◆ **Goal of the exercise**:
Each line in the listing below that includes "Learn" should be counted; give the total and nothing more.

◆ **Records shown**:
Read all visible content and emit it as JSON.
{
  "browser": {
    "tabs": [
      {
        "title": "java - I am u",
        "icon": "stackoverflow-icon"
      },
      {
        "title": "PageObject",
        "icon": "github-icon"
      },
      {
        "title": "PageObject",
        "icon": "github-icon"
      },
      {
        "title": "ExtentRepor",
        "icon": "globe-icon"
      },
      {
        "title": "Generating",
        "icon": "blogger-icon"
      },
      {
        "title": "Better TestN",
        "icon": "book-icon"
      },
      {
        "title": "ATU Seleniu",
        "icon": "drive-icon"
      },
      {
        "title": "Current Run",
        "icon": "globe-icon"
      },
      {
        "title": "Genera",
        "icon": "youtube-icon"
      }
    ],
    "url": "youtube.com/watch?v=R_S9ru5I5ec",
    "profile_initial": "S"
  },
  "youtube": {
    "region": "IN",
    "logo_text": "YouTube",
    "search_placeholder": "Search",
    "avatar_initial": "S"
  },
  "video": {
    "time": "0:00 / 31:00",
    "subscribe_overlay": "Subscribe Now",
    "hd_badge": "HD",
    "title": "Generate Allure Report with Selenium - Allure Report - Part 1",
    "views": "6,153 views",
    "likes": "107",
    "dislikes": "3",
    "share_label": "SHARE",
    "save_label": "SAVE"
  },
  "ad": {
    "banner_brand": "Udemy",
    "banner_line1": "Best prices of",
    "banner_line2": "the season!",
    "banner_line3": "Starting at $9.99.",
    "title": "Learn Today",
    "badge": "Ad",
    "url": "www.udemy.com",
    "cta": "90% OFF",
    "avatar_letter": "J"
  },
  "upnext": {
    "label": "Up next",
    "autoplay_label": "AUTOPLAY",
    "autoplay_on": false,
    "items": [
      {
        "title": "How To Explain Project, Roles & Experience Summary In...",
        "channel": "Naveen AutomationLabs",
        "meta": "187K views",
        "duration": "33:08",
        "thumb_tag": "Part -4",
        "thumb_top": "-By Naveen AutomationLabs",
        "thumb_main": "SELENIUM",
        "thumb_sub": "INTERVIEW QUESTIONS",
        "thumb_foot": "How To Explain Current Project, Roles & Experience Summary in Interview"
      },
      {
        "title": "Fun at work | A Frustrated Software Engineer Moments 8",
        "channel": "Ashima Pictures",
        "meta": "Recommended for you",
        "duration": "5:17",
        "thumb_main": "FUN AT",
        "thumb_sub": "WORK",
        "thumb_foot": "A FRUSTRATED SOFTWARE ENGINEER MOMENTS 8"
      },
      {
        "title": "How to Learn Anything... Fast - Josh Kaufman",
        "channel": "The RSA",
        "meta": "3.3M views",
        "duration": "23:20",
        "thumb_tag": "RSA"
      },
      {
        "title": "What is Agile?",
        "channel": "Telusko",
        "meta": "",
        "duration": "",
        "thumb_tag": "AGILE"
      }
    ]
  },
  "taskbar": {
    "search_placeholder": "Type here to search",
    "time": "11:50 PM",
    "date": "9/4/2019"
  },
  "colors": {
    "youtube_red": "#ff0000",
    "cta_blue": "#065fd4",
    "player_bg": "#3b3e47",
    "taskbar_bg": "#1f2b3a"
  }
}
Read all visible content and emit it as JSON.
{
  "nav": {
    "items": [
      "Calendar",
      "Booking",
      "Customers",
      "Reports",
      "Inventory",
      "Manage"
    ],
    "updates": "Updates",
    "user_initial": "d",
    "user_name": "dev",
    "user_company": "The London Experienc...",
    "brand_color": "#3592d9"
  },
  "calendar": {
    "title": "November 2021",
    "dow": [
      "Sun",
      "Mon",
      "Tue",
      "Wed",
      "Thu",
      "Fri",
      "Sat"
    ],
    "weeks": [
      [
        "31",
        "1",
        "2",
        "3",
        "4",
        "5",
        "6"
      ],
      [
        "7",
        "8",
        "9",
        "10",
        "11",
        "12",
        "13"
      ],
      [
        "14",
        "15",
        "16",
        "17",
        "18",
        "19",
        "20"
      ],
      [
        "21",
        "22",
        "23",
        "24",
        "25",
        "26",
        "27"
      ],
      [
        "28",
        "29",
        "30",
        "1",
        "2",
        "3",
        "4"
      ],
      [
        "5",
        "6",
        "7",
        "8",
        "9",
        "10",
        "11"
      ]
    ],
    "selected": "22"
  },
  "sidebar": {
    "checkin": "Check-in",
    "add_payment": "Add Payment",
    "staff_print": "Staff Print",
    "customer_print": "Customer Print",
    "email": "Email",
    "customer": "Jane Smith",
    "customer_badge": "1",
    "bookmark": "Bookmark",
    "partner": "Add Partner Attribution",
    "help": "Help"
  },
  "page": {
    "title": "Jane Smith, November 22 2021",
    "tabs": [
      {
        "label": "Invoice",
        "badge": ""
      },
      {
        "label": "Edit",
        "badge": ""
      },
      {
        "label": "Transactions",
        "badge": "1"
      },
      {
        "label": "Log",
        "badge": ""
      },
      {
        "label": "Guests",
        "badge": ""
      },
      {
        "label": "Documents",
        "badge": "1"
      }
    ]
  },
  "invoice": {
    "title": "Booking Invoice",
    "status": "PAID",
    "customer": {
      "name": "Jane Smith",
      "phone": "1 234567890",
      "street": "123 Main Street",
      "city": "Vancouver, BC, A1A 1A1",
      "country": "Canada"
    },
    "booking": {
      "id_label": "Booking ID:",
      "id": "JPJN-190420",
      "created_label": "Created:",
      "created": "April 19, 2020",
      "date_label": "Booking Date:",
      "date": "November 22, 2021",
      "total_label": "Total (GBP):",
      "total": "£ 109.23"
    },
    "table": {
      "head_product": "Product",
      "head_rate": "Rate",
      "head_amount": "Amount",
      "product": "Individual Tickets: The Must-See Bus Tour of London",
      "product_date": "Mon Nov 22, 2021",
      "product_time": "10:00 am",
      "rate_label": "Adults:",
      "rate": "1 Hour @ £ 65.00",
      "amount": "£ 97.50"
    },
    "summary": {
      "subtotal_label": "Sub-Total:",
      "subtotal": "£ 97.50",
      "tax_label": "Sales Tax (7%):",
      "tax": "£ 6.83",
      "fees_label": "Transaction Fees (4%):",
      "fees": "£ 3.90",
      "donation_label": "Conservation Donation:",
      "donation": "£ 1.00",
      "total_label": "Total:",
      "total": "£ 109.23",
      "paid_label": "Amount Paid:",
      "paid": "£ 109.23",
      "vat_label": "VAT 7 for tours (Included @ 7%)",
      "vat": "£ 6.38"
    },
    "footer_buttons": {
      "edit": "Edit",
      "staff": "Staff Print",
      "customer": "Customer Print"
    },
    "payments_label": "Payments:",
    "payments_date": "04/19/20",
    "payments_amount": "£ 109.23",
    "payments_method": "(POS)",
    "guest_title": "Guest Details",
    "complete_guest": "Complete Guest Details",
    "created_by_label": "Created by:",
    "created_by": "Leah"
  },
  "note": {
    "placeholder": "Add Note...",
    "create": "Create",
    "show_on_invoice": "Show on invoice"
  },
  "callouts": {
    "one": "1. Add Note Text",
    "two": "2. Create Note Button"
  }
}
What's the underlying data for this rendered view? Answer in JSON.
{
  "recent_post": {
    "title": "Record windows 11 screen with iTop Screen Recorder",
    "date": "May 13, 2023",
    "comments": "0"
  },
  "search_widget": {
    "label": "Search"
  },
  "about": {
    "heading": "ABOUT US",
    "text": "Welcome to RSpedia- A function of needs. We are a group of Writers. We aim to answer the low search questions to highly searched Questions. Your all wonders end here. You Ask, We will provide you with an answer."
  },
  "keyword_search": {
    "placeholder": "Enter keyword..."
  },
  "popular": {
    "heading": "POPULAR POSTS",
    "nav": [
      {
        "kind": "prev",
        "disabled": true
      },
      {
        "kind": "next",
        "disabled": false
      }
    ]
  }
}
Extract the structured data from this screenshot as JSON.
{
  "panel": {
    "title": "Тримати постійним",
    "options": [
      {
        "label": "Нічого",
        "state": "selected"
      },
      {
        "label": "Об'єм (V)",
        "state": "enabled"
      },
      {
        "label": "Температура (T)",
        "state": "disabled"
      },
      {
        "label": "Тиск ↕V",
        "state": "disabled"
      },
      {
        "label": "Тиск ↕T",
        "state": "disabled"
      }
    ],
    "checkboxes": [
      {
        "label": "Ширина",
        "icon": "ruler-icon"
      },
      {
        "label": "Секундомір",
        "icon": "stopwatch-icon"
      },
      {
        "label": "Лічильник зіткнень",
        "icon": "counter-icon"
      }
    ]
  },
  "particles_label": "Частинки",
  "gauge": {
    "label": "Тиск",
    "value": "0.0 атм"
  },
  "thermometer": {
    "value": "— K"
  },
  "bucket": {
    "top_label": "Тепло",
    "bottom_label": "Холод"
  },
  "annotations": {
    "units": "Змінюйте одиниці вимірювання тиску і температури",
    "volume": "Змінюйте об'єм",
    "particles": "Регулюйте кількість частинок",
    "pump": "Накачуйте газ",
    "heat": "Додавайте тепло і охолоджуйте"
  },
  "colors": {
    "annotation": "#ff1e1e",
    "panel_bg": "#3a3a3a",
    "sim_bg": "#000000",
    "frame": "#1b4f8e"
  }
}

◆ **Solved exercise**:
2